→ **Aim of the exercise**:
Copy each line of the data beneath in which the word "image" appears.

══ Materials provided ══

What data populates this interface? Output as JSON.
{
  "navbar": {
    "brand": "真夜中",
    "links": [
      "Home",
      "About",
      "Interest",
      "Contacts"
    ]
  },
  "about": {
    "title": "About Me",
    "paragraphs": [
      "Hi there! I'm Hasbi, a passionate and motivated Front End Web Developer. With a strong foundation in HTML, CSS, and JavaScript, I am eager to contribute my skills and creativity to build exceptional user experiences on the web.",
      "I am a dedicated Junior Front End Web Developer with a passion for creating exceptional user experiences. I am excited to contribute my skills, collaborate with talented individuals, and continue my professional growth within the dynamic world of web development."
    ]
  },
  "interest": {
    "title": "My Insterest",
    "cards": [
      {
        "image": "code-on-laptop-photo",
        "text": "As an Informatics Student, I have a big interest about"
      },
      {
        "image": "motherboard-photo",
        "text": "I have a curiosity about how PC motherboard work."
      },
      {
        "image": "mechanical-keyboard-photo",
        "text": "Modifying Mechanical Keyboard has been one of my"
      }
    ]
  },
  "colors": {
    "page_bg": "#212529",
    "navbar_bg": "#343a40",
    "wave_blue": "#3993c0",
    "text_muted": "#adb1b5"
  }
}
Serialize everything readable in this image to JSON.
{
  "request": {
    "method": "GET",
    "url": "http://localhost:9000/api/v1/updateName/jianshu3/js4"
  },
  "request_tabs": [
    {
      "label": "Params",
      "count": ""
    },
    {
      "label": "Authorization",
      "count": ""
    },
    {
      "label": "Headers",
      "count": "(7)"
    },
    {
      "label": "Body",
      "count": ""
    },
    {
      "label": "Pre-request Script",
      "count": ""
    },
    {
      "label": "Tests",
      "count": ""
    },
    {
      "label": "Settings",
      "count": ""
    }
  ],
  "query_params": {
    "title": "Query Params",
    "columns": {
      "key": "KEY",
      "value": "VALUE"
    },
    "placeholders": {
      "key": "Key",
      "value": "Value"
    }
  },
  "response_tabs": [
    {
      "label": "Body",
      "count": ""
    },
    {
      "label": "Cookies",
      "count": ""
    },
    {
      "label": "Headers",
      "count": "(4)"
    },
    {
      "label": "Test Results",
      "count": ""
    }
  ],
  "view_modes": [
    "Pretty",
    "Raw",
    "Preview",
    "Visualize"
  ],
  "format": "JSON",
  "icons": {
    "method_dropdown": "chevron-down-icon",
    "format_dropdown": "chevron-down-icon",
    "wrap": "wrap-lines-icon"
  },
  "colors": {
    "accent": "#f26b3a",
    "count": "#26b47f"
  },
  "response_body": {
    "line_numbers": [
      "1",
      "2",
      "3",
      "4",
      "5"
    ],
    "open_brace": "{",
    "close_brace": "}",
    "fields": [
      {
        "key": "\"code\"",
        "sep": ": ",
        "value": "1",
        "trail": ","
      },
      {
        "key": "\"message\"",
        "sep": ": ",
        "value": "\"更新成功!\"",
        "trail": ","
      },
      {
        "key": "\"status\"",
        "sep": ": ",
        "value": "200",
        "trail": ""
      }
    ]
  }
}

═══

→ **Response to the exercise**:
        "image": "code-on-laptop-photo",
        "image": "motherboard-photo",
        "image": "mechanical-keyboard-photo",
Serialize everything readable in this image to JSON.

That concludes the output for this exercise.